|Source:||International Conference on Ultra Modern Telecommunications, St. Petersburg, Russia, October 2009|
Massively Multiplayer Online Games and Virtual Worlds are among the most popular applications on the Internet. As player numbers increase, the limits of the currently dominant client/server architecture are becoming obvious. To overcome those limits, the research community has developed protocols for these so-called Distributed Networked Virtual Environments (DVEs) based on per-to-peer technologies. One problem that has to be solved for practical peer-to-peer protocols for DVEs are hotspots: participants tend to form groups in the virtual environment. If these groups become very large, players have to send event messages to a large number of other players. This imposes a big load on the peer-to-peer protocol. To alleviate the problem, adaptive Area of Interest (AoI) sizes can be used: If the player density becomes too high, the players' AoI size will be decreased.
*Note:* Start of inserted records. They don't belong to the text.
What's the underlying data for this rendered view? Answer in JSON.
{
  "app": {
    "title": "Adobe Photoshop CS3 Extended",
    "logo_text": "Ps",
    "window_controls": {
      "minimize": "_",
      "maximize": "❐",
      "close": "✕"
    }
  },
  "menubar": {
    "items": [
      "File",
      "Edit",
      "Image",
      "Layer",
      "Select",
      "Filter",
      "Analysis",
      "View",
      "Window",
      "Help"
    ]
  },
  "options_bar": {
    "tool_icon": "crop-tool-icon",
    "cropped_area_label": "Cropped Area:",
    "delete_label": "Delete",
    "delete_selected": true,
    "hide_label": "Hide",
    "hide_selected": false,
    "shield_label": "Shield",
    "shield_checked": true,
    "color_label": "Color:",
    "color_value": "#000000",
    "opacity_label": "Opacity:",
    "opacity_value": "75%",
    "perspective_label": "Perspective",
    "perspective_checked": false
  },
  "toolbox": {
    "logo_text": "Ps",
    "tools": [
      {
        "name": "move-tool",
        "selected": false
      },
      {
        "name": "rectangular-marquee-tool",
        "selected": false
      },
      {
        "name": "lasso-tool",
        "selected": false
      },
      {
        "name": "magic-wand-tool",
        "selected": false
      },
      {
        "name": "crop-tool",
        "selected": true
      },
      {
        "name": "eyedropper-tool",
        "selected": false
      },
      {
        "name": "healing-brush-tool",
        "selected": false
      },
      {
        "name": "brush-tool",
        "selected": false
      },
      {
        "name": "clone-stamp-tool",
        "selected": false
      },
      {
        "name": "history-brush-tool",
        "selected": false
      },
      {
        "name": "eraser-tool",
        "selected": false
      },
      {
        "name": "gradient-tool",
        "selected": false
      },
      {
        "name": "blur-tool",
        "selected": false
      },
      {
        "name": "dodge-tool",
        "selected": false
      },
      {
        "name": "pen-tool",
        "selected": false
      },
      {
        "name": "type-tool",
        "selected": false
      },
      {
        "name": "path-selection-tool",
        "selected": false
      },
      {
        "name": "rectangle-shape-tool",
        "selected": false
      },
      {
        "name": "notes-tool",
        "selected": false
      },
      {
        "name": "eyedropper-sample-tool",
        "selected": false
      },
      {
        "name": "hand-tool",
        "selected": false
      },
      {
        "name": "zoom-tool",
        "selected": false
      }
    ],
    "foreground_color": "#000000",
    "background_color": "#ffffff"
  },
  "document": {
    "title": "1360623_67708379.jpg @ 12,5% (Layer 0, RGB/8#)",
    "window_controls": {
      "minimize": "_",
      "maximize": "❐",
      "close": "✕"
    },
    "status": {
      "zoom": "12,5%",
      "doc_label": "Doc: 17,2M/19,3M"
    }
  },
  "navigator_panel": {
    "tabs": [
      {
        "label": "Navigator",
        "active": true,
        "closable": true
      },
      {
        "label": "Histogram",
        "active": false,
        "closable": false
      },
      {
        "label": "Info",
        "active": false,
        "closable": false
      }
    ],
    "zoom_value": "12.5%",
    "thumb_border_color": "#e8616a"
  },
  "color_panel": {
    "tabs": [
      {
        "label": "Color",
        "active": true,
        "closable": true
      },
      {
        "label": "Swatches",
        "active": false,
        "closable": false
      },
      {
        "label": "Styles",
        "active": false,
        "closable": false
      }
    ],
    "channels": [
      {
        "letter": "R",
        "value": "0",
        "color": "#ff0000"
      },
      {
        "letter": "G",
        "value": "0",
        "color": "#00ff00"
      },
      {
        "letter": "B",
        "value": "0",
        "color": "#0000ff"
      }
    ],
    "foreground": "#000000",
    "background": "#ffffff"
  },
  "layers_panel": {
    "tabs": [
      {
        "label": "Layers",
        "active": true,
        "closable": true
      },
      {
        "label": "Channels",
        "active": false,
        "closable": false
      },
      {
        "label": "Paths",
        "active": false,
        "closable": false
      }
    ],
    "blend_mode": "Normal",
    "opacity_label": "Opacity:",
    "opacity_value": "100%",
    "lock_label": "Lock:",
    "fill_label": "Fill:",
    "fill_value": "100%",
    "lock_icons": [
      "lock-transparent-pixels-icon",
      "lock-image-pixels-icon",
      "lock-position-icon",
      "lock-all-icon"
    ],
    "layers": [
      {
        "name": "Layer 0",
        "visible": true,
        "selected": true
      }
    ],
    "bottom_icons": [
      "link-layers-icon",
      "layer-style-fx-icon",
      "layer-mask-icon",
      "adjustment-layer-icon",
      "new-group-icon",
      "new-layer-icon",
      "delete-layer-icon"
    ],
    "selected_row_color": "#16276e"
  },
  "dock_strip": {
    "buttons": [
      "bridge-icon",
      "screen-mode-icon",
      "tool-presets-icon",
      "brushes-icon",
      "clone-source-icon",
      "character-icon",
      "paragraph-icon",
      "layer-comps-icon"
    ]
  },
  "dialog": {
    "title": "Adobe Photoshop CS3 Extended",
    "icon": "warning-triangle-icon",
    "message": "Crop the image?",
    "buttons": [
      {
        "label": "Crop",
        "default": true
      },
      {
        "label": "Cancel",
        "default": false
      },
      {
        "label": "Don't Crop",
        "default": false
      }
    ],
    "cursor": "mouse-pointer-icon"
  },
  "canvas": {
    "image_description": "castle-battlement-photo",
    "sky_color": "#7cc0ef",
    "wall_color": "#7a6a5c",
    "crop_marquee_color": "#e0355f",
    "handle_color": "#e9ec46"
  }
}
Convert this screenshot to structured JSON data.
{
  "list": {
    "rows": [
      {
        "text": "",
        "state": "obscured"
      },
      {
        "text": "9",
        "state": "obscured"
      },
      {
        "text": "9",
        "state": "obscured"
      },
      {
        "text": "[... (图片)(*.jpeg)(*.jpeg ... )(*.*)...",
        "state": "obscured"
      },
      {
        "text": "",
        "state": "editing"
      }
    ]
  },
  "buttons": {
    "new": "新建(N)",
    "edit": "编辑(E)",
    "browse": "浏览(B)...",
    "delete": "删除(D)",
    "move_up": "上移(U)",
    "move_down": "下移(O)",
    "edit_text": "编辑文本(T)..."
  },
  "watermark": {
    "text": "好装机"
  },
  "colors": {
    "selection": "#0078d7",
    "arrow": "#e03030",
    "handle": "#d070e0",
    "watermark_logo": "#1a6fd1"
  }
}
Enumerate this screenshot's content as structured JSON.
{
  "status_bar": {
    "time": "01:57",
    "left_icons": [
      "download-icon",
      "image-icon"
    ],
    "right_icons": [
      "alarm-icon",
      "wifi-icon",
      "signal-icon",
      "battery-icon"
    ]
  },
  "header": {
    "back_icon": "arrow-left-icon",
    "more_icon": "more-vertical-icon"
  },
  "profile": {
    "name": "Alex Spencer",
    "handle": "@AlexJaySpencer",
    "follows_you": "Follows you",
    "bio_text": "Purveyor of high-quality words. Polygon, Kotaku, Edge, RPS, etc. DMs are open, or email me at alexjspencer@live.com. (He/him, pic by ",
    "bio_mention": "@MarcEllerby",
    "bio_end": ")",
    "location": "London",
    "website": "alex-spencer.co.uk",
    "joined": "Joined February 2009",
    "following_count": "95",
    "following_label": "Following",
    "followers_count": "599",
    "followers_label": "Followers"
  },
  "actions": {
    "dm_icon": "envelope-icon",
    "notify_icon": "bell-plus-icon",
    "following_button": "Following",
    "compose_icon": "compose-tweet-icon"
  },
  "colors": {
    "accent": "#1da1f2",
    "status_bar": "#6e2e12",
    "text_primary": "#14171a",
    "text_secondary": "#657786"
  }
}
In this paper we identify different adaption strategies and, using simulations, evaluate the influence of the respective strategies on the peer-to-peer protocol. As a result, we show that distributed strategies generally yield a better performance than purely local strategies.